Monday, October 04, 2010
In the same spirit, I started reading the New Yorker online. Some of the articles are good. Others make you giggle. But the recent article I have found is from Malcolm Gladwell (pictured) who is also the author of those Outliers, Tipping Point, and Blink books you always see at Barnes & Nobles and are hesitant to purchase because you just think they are some motivational backwash (the descriptions on the book don't do justice to it's content). The article, "SMALL CHANGE: Why the revolution will not be tweeted," was a fantastic read that highlights something eerily relevant that I think most of us would like to forget. It gets at the concept that Twitter and Facebook are great humanitarian vehicles to initiate world change. Two most popular examples being how organization of the Iranian protests from last year were organized from Twitter, or the same argument goes to a protest of the communist Moldavian government last year which was dubbed the "Twitter Revolution." Both examples are very misleading, and most likely wrong.

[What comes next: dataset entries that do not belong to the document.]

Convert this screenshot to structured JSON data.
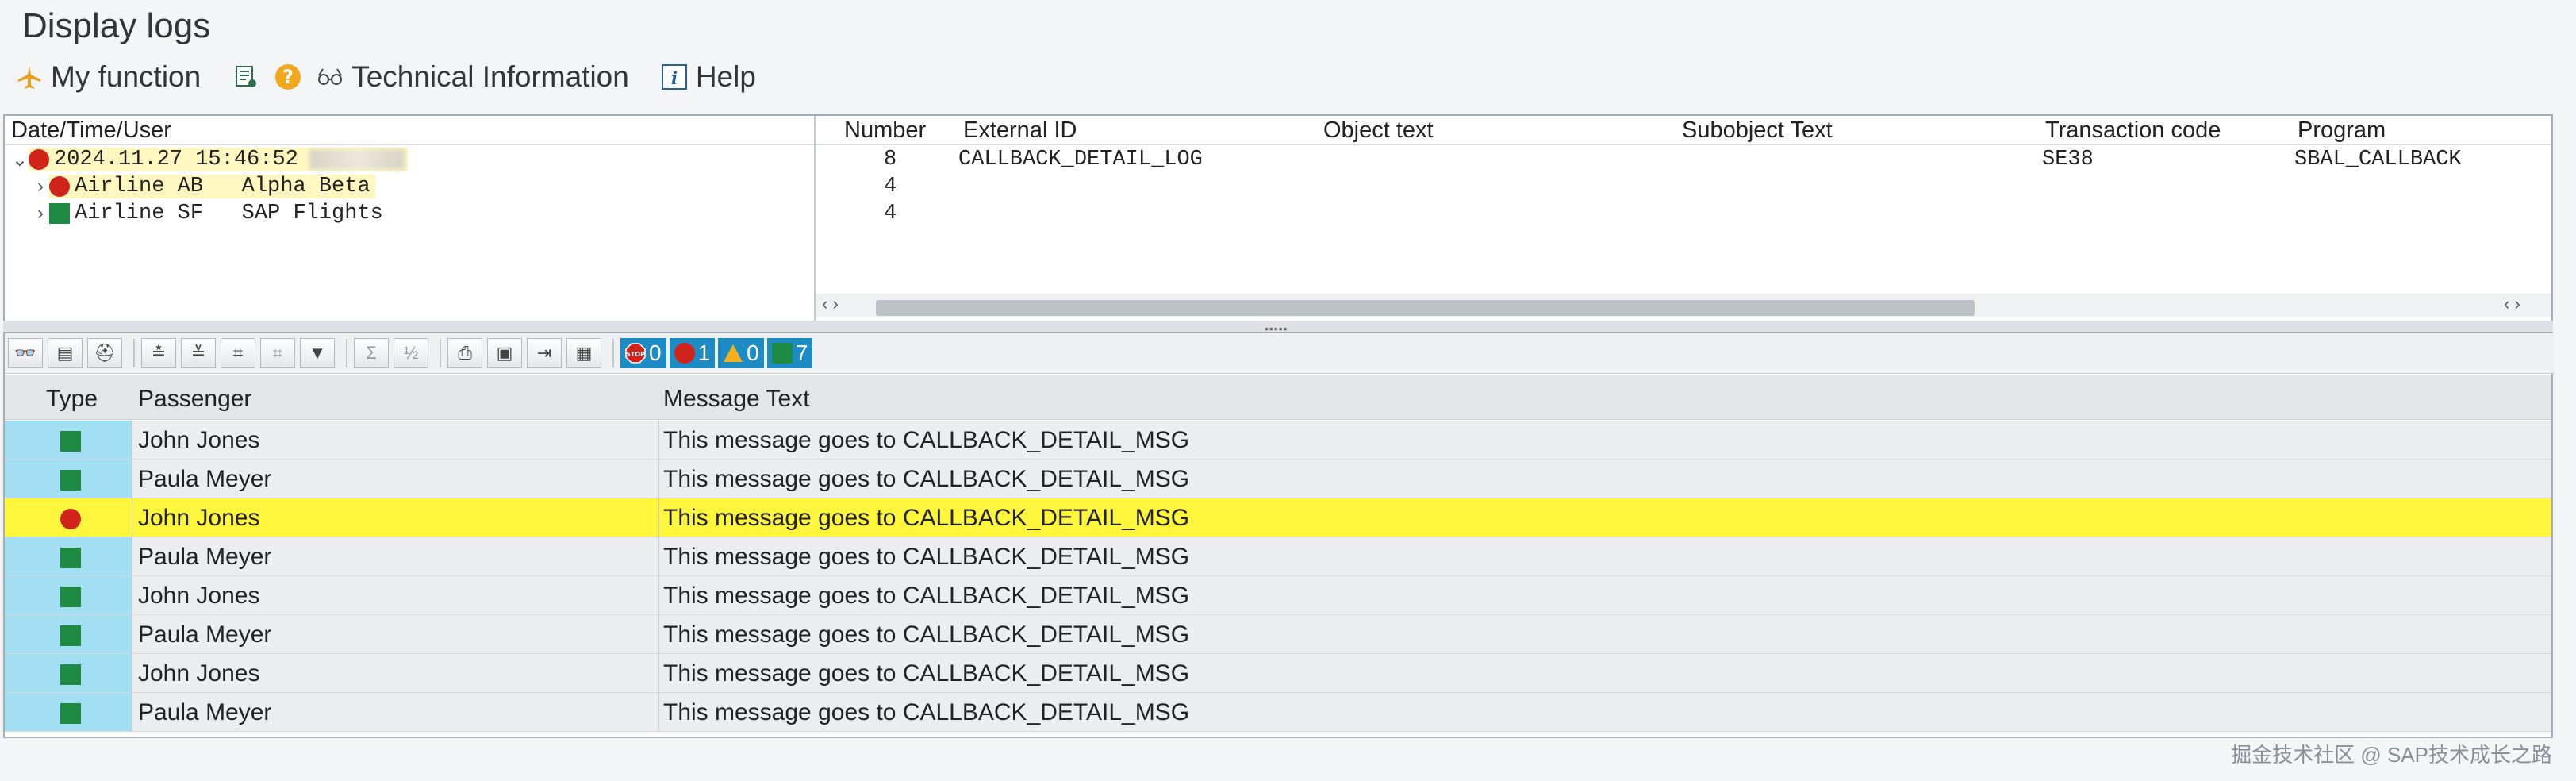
{
  "window": {
    "title": "Display logs"
  },
  "toolbar": {
    "my_function": "My function",
    "technical_information": "Technical Information",
    "help": "Help"
  },
  "upper": {
    "tree_header": "Date/Time/User",
    "tree": [
      {
        "label": "2024.11.27  15:46:52",
        "status": "error",
        "expanded": true
      },
      {
        "label": "Airline AB   Alpha Beta",
        "status": "error",
        "expanded": false
      },
      {
        "label": "Airline SF   SAP Flights",
        "status": "success",
        "expanded": false
      }
    ],
    "columns": [
      "Number",
      "External ID",
      "Object text",
      "Subobject Text",
      "Transaction code",
      "Program"
    ],
    "rows": [
      {
        "number": "8",
        "external_id": "CALLBACK_DETAIL_LOG",
        "object_text": "",
        "subobject_text": "",
        "transaction_code": "SE38",
        "program": "SBAL_CALLBACK"
      },
      {
        "number": "4",
        "external_id": "",
        "object_text": "",
        "subobject_text": "",
        "transaction_code": "",
        "program": ""
      },
      {
        "number": "4",
        "external_id": "",
        "object_text": "",
        "subobject_text": "",
        "transaction_code": "",
        "program": ""
      }
    ]
  },
  "counters": {
    "stop": "0",
    "error": "1",
    "warning": "0",
    "success": "7"
  },
  "grid": {
    "columns": {
      "type": "Type",
      "passenger": "Passenger",
      "message": "Message Text"
    },
    "rows": [
      {
        "type": "success",
        "passenger": "John Jones",
        "message": "This message goes to CALLBACK_DETAIL_MSG"
      },
      {
        "type": "success",
        "passenger": "Paula Meyer",
        "message": "This message goes to CALLBACK_DETAIL_MSG"
      },
      {
        "type": "error",
        "passenger": "John Jones",
        "message": "This message goes to CALLBACK_DETAIL_MSG",
        "selected": true
      },
      {
        "type": "success",
        "passenger": "Paula Meyer",
        "message": "This message goes to CALLBACK_DETAIL_MSG"
      },
      {
        "type": "success",
        "passenger": "John Jones",
        "message": "This message goes to CALLBACK_DETAIL_MSG"
      },
      {
        "type": "success",
        "passenger": "Paula Meyer",
        "message": "This message goes to CALLBACK_DETAIL_MSG"
      },
      {
        "type": "success",
        "passenger": "John Jones",
        "message": "This message goes to CALLBACK_DETAIL_MSG"
      },
      {
        "type": "success",
        "passenger": "Paula Meyer",
        "message": "This message goes to CALLBACK_DETAIL_MSG"
      }
    ]
  },
  "watermark": "掘金技术社区 @ SAP技术成长之路",
  "colors": {
    "error": "#d0241b",
    "success": "#1e8a43",
    "selected_row": "#fef63c",
    "type_cell": "#a3dff2",
    "counter_bg": "#1d8bc4"
  }
}
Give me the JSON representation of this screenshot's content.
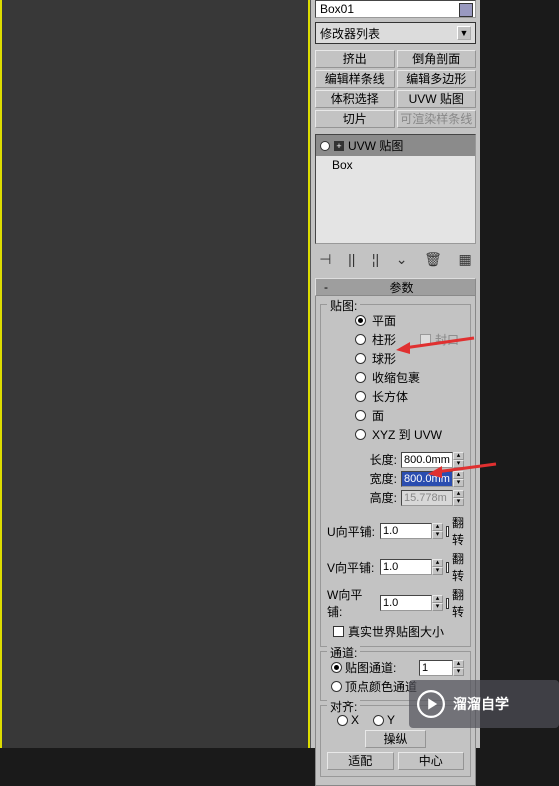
{
  "object_name": "Box01",
  "modifier_dropdown": "修改器列表",
  "buttons": {
    "extrude": "挤出",
    "chamfer": "倒角剖面",
    "edit_spline": "编辑样条线",
    "edit_poly": "编辑多边形",
    "vol_select": "体积选择",
    "uvw_map": "UVW 贴图",
    "slice": "切片",
    "renderable_spline": "可渲染样条线"
  },
  "stack": {
    "active": "UVW 贴图",
    "base": "Box"
  },
  "rollout": {
    "title": "参数",
    "mapping_group": "贴图:",
    "mapping": {
      "planar": "平面",
      "cylindrical": "柱形",
      "cap": "封口",
      "spherical": "球形",
      "shrink": "收缩包裹",
      "box": "长方体",
      "face": "面",
      "xyz": "XYZ 到 UVW"
    },
    "dims": {
      "length_label": "长度:",
      "length_value": "800.0mm",
      "width_label": "宽度:",
      "width_value": "800.0mm",
      "height_label": "高度:",
      "height_value": "15.778m"
    },
    "tile": {
      "u_label": "U向平铺:",
      "u_val": "1.0",
      "v_label": "V向平铺:",
      "v_val": "1.0",
      "w_label": "W向平铺:",
      "w_val": "1.0",
      "flip": "翻转"
    },
    "realworld": "真实世界贴图大小",
    "channel_group": "通道:",
    "channel": {
      "map_channel": "贴图通道:",
      "map_val": "1",
      "vertex_color": "顶点颜色通道"
    },
    "align_group": "对齐:",
    "align": {
      "x": "X",
      "y": "Y",
      "manipulate": "操纵",
      "fit": "适配",
      "center": "中心"
    }
  },
  "watermark": "溜溜自学"
}
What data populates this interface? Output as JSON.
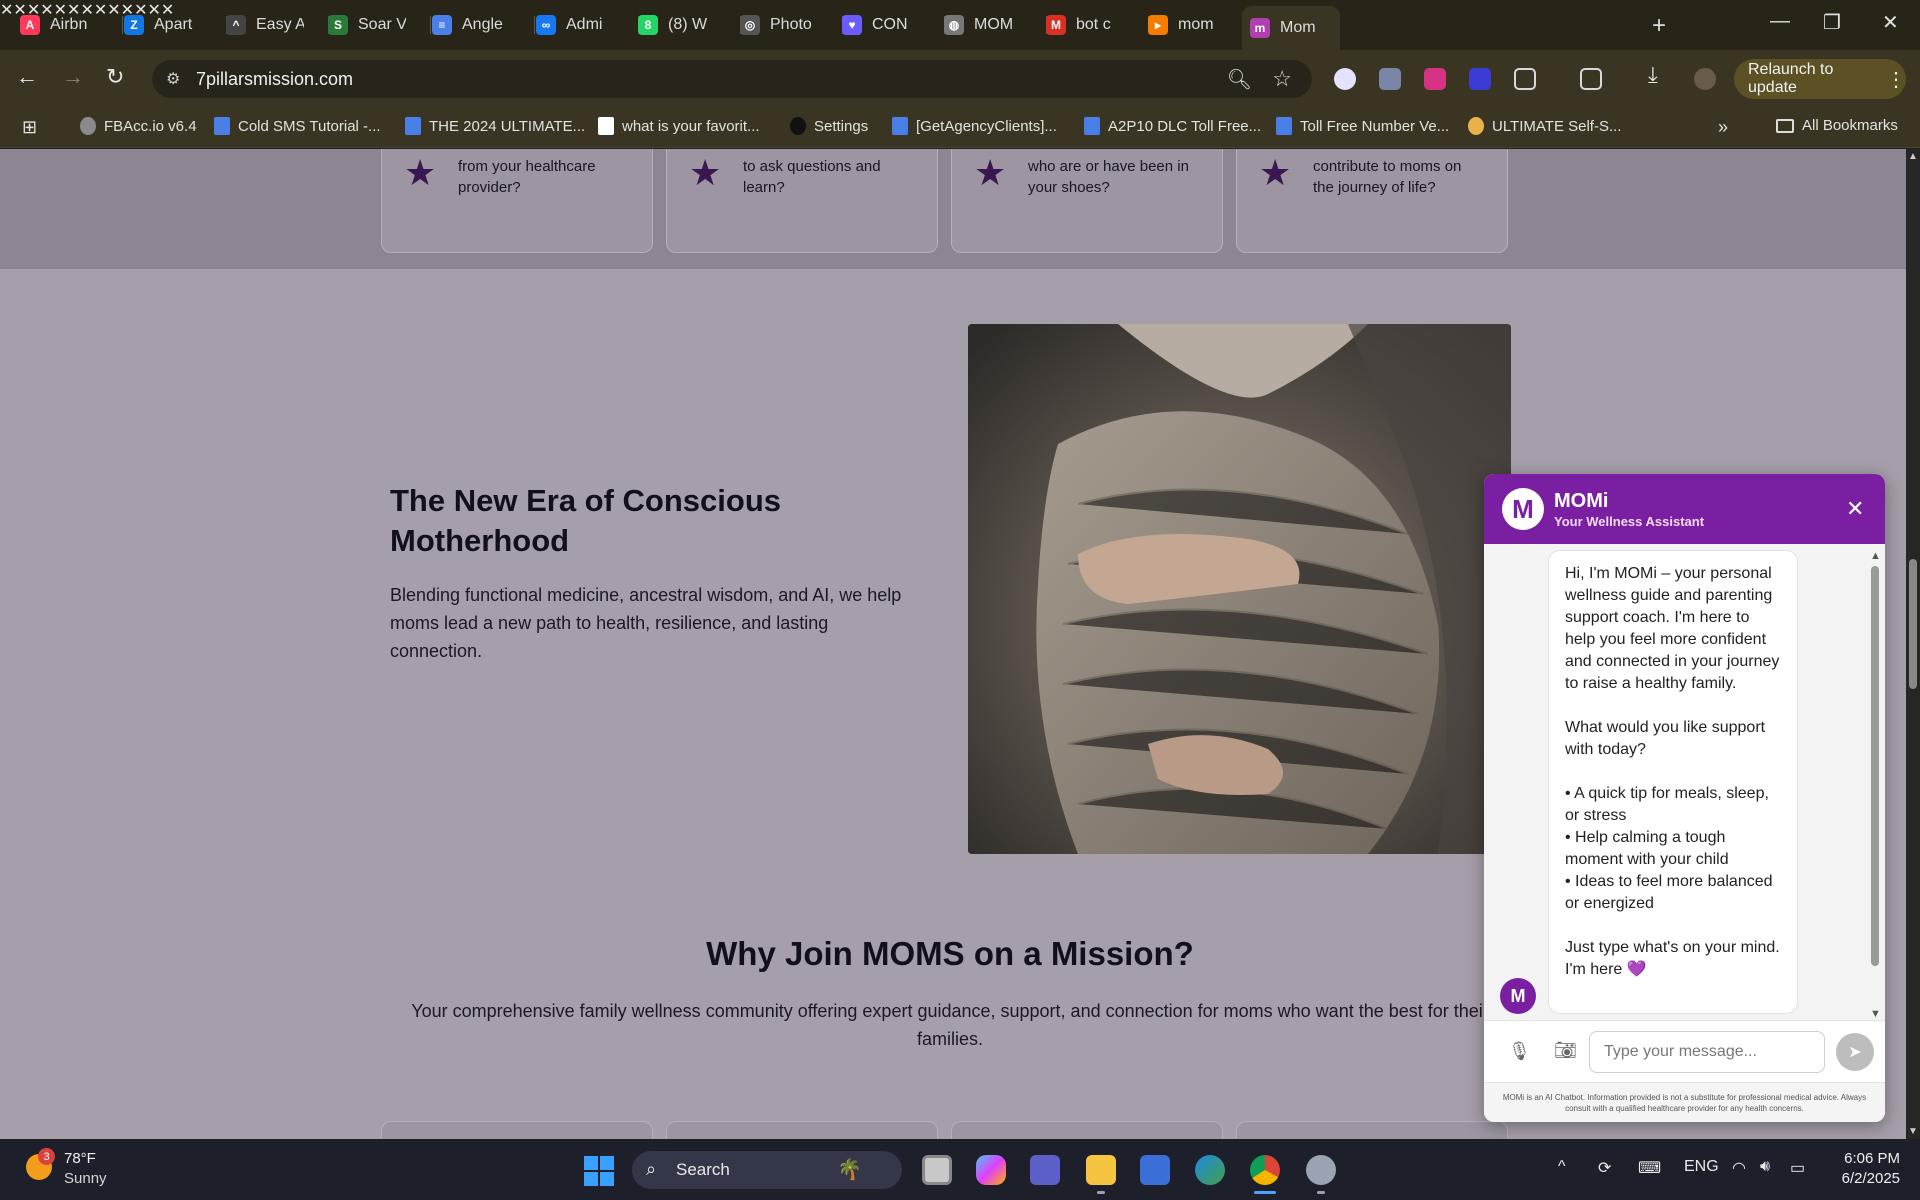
{
  "browser": {
    "tabs": [
      {
        "title": "Airbn",
        "icon": "airbnb-icon",
        "color": "#ff385c",
        "glyph": "A"
      },
      {
        "title": "Apart",
        "icon": "zillow-icon",
        "color": "#1277e1",
        "glyph": "Z"
      },
      {
        "title": "Easy A",
        "icon": "easy-icon",
        "color": "#444444",
        "glyph": "^"
      },
      {
        "title": "Soar V",
        "icon": "soar-icon",
        "color": "#2a7a3a",
        "glyph": "S"
      },
      {
        "title": "Angle",
        "icon": "docs-icon",
        "color": "#4a7fe8",
        "glyph": "≡"
      },
      {
        "title": "Admi",
        "icon": "meta-icon",
        "color": "#1877f2",
        "glyph": "∞"
      },
      {
        "title": "(8) W",
        "icon": "whatsapp-icon",
        "color": "#25d366",
        "glyph": "8"
      },
      {
        "title": "Photo",
        "icon": "openai-icon",
        "color": "#555555",
        "glyph": "◎"
      },
      {
        "title": "CON",
        "icon": "heart-chat-icon",
        "color": "#6a5cff",
        "glyph": "♥"
      },
      {
        "title": "MOM",
        "icon": "globe-icon",
        "color": "#777777",
        "glyph": "◍"
      },
      {
        "title": "bot c",
        "icon": "gmail-icon",
        "color": "#d93025",
        "glyph": "M"
      },
      {
        "title": "mom",
        "icon": "make-icon",
        "color": "#f57c00",
        "glyph": "▸"
      },
      {
        "title": "Mom",
        "icon": "mom-site-icon",
        "color": "#b03fb0",
        "glyph": "m"
      }
    ],
    "url": "7pillarsmission.com",
    "relaunch_label": "Relaunch to update",
    "bookmarks": [
      {
        "label": "FBAcc.io v6.4",
        "kind": "globe"
      },
      {
        "label": "Cold SMS Tutorial -...",
        "kind": "doc"
      },
      {
        "label": "THE 2024 ULTIMATE...",
        "kind": "doc"
      },
      {
        "label": "what is your favorit...",
        "kind": "ye"
      },
      {
        "label": "Settings",
        "kind": "tri"
      },
      {
        "label": "[GetAgencyClients]...",
        "kind": "doc"
      },
      {
        "label": "A2P10 DLC Toll Free...",
        "kind": "doc"
      },
      {
        "label": "Toll Free Number Ve...",
        "kind": "doc"
      },
      {
        "label": "ULTIMATE Self-S...",
        "kind": "emoji"
      }
    ],
    "all_bookmarks": "All Bookmarks",
    "more_bookmarks": "»"
  },
  "page": {
    "cards_top": [
      {
        "text": "from your healthcare provider?"
      },
      {
        "text": "to ask questions and learn?"
      },
      {
        "text": "who are or have been in your shoes?"
      },
      {
        "text": "contribute to moms on the journey of life?"
      }
    ],
    "hero_title": "The New Era of Conscious Motherhood",
    "hero_sub": "Blending functional medicine, ancestral wisdom, and AI, we help moms lead a new path to health, resilience, and lasting connection.",
    "why_title": "Why Join MOMS on a Mission?",
    "why_sub": "Your comprehensive family wellness community offering expert guidance, support, and connection for moms who want the best for their families."
  },
  "chat": {
    "avatar": "M",
    "name": "MOMi",
    "role": "Your Wellness Assistant",
    "close": "✕",
    "message": "Hi, I'm MOMi – your personal wellness guide and parenting support coach. I'm here to help you feel more confident and connected in your journey to raise a healthy family.\n\nWhat would you like support with today?\n\n• A quick tip for meals, sleep, or stress\n• Help calming a tough moment with your child\n• Ideas to feel more balanced or energized\n\nJust type what's on your mind. I'm here 💜",
    "input_placeholder": "Type your message...",
    "disclaimer": "MOMi is an AI Chatbot. Information provided is not a substitute for professional medical advice. Always consult with a qualified healthcare provider for any health concerns.",
    "accent": "#7b1fa2"
  },
  "taskbar": {
    "temp": "78°F",
    "condition": "Sunny",
    "weather_badge": "3",
    "search_label": "Search",
    "lang": "ENG",
    "time": "6:06 PM",
    "date": "6/2/2025"
  }
}
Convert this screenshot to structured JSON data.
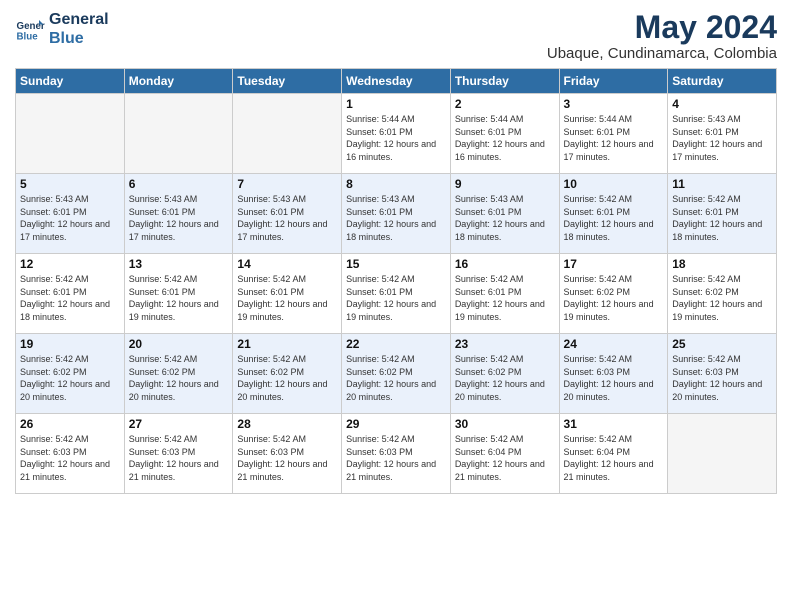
{
  "header": {
    "logo_line1": "General",
    "logo_line2": "Blue",
    "month": "May 2024",
    "location": "Ubaque, Cundinamarca, Colombia"
  },
  "weekdays": [
    "Sunday",
    "Monday",
    "Tuesday",
    "Wednesday",
    "Thursday",
    "Friday",
    "Saturday"
  ],
  "weeks": [
    [
      {
        "day": "",
        "empty": true
      },
      {
        "day": "",
        "empty": true
      },
      {
        "day": "",
        "empty": true
      },
      {
        "day": "1",
        "sunrise": "5:44 AM",
        "sunset": "6:01 PM",
        "daylight": "12 hours and 16 minutes."
      },
      {
        "day": "2",
        "sunrise": "5:44 AM",
        "sunset": "6:01 PM",
        "daylight": "12 hours and 16 minutes."
      },
      {
        "day": "3",
        "sunrise": "5:44 AM",
        "sunset": "6:01 PM",
        "daylight": "12 hours and 17 minutes."
      },
      {
        "day": "4",
        "sunrise": "5:43 AM",
        "sunset": "6:01 PM",
        "daylight": "12 hours and 17 minutes."
      }
    ],
    [
      {
        "day": "5",
        "sunrise": "5:43 AM",
        "sunset": "6:01 PM",
        "daylight": "12 hours and 17 minutes."
      },
      {
        "day": "6",
        "sunrise": "5:43 AM",
        "sunset": "6:01 PM",
        "daylight": "12 hours and 17 minutes."
      },
      {
        "day": "7",
        "sunrise": "5:43 AM",
        "sunset": "6:01 PM",
        "daylight": "12 hours and 17 minutes."
      },
      {
        "day": "8",
        "sunrise": "5:43 AM",
        "sunset": "6:01 PM",
        "daylight": "12 hours and 18 minutes."
      },
      {
        "day": "9",
        "sunrise": "5:43 AM",
        "sunset": "6:01 PM",
        "daylight": "12 hours and 18 minutes."
      },
      {
        "day": "10",
        "sunrise": "5:42 AM",
        "sunset": "6:01 PM",
        "daylight": "12 hours and 18 minutes."
      },
      {
        "day": "11",
        "sunrise": "5:42 AM",
        "sunset": "6:01 PM",
        "daylight": "12 hours and 18 minutes."
      }
    ],
    [
      {
        "day": "12",
        "sunrise": "5:42 AM",
        "sunset": "6:01 PM",
        "daylight": "12 hours and 18 minutes."
      },
      {
        "day": "13",
        "sunrise": "5:42 AM",
        "sunset": "6:01 PM",
        "daylight": "12 hours and 19 minutes."
      },
      {
        "day": "14",
        "sunrise": "5:42 AM",
        "sunset": "6:01 PM",
        "daylight": "12 hours and 19 minutes."
      },
      {
        "day": "15",
        "sunrise": "5:42 AM",
        "sunset": "6:01 PM",
        "daylight": "12 hours and 19 minutes."
      },
      {
        "day": "16",
        "sunrise": "5:42 AM",
        "sunset": "6:01 PM",
        "daylight": "12 hours and 19 minutes."
      },
      {
        "day": "17",
        "sunrise": "5:42 AM",
        "sunset": "6:02 PM",
        "daylight": "12 hours and 19 minutes."
      },
      {
        "day": "18",
        "sunrise": "5:42 AM",
        "sunset": "6:02 PM",
        "daylight": "12 hours and 19 minutes."
      }
    ],
    [
      {
        "day": "19",
        "sunrise": "5:42 AM",
        "sunset": "6:02 PM",
        "daylight": "12 hours and 20 minutes."
      },
      {
        "day": "20",
        "sunrise": "5:42 AM",
        "sunset": "6:02 PM",
        "daylight": "12 hours and 20 minutes."
      },
      {
        "day": "21",
        "sunrise": "5:42 AM",
        "sunset": "6:02 PM",
        "daylight": "12 hours and 20 minutes."
      },
      {
        "day": "22",
        "sunrise": "5:42 AM",
        "sunset": "6:02 PM",
        "daylight": "12 hours and 20 minutes."
      },
      {
        "day": "23",
        "sunrise": "5:42 AM",
        "sunset": "6:02 PM",
        "daylight": "12 hours and 20 minutes."
      },
      {
        "day": "24",
        "sunrise": "5:42 AM",
        "sunset": "6:03 PM",
        "daylight": "12 hours and 20 minutes."
      },
      {
        "day": "25",
        "sunrise": "5:42 AM",
        "sunset": "6:03 PM",
        "daylight": "12 hours and 20 minutes."
      }
    ],
    [
      {
        "day": "26",
        "sunrise": "5:42 AM",
        "sunset": "6:03 PM",
        "daylight": "12 hours and 21 minutes."
      },
      {
        "day": "27",
        "sunrise": "5:42 AM",
        "sunset": "6:03 PM",
        "daylight": "12 hours and 21 minutes."
      },
      {
        "day": "28",
        "sunrise": "5:42 AM",
        "sunset": "6:03 PM",
        "daylight": "12 hours and 21 minutes."
      },
      {
        "day": "29",
        "sunrise": "5:42 AM",
        "sunset": "6:03 PM",
        "daylight": "12 hours and 21 minutes."
      },
      {
        "day": "30",
        "sunrise": "5:42 AM",
        "sunset": "6:04 PM",
        "daylight": "12 hours and 21 minutes."
      },
      {
        "day": "31",
        "sunrise": "5:42 AM",
        "sunset": "6:04 PM",
        "daylight": "12 hours and 21 minutes."
      },
      {
        "day": "",
        "empty": true
      }
    ]
  ]
}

Gladwell points out that the revolutions of our past (such as the sit-ins and marches that happened in the late 50's and early 60's in the South protesting segregation) were begun by close social ties (a sermon at your church or a conversation with a close friend) with a high-risk, high reward action that is operated within the framework of a hierarchical structure (most people say the efficiency of groups such as SNCC and SCLC was because they were organized like a military operation). In contrast, revolutions via social networks, Gladwell argues are impossible because they do the opposite. Revolutions are defined by close nit-social ties. The very fabric of a social network is a way to maintain or generate loose connections. I have over 1,000 friends on facebook. But how many am I really "friends" with?
Secondly, social networks provide social change through low-risk proposals that will inspire no one to act. Rather, social networks tell people they are acting or helping out (e.g. giving money to a charity for Darfur), but the reality is it gave them a position to feel more justified in their laziness.
Last point is that social networks are networks without a hierarchy. Nothing gets done in terms of action (Al Qaeda for instance is now a network and not an organized top-down entity and their effectiveness is almost zero now.)
You should read the article. It's good.
Posted by Joel Riley at 11:05 AM